## What is being asked
Every line of the material below should be copied exactly.
=-=-=-=-=
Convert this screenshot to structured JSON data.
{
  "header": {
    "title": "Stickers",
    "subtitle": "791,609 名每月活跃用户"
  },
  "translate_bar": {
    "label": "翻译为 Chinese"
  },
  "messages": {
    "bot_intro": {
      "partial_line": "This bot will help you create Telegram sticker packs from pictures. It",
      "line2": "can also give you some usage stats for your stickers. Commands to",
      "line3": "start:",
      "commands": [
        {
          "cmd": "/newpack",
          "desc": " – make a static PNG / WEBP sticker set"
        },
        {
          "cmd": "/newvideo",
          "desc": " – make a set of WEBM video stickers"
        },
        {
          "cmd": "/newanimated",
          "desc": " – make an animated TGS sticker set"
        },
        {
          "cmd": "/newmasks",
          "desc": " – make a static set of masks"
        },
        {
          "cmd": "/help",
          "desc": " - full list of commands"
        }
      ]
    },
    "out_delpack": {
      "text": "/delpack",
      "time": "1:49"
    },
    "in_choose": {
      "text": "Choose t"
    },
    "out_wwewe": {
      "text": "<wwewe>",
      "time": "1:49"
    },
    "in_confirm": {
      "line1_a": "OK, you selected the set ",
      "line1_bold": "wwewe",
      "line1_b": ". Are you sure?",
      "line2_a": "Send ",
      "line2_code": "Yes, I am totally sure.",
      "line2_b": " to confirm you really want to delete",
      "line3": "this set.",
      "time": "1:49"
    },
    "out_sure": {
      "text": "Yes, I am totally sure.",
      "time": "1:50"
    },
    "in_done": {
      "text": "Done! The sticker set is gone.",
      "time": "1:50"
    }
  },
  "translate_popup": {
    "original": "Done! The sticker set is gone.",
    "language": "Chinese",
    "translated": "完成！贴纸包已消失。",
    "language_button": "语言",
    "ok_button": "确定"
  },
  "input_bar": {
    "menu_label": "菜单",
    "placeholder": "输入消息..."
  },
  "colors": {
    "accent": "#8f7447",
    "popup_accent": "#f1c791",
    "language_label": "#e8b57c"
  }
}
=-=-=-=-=
## Output for this task
Convert this screenshot to structured JSON data.
{
  "header": {
    "title": "Stickers",
    "subtitle": "791,609 名每月活跃用户"
  },
  "translate_bar": {
    "label": "翻译为 Chinese"
  },
  "messages": {
    "bot_intro": {
      "partial_line": "This bot will help you create Telegram sticker packs from pictures. It",
      "line2": "can also give you some usage stats for your stickers. Commands to",
      "line3": "start:",
      "commands": [
        {
          "cmd": "/newpack",
          "desc": " – make a static PNG / WEBP sticker set"
        },
        {
          "cmd": "/newvideo",
          "desc": " – make a set of WEBM video stickers"
        },
        {
          "cmd": "/newanimated",
          "desc": " – make an animated TGS sticker set"
        },
        {
          "cmd": "/newmasks",
          "desc": " – make a static set of masks"
        },
        {
          "cmd": "/help",
          "desc": " - full list of commands"
        }
      ]
    },
    "out_delpack": {
      "text": "/delpack",
      "time": "1:49"
    },
    "in_choose": {
      "text": "Choose t"
    },
    "out_wwewe": {
      "text": "<wwewe>",
      "time": "1:49"
    },
    "in_confirm": {
      "line1_a": "OK, you selected the set ",
      "line1_bold": "wwewe",
      "line1_b": ". Are you sure?",
      "line2_a": "Send ",
      "line2_code": "Yes, I am totally sure.",
      "line2_b": " to confirm you really want to delete",
      "line3": "this set.",
      "time": "1:49"
    },
    "out_sure": {
      "text": "Yes, I am totally sure.",
      "time": "1:50"
    },
    "in_done": {
      "text": "Done! The sticker set is gone.",
      "time": "1:50"
    }
  },
  "translate_popup": {
    "original": "Done! The sticker set is gone.",
    "language": "Chinese",
    "translated": "完成！贴纸包已消失。",
    "language_button": "语言",
    "ok_button": "确定"
  },
  "input_bar": {
    "menu_label": "菜单",
    "placeholder": "输入消息..."
  },
  "colors": {
    "accent": "#8f7447",
    "popup_accent": "#f1c791",
    "language_label": "#e8b57c"
  }
}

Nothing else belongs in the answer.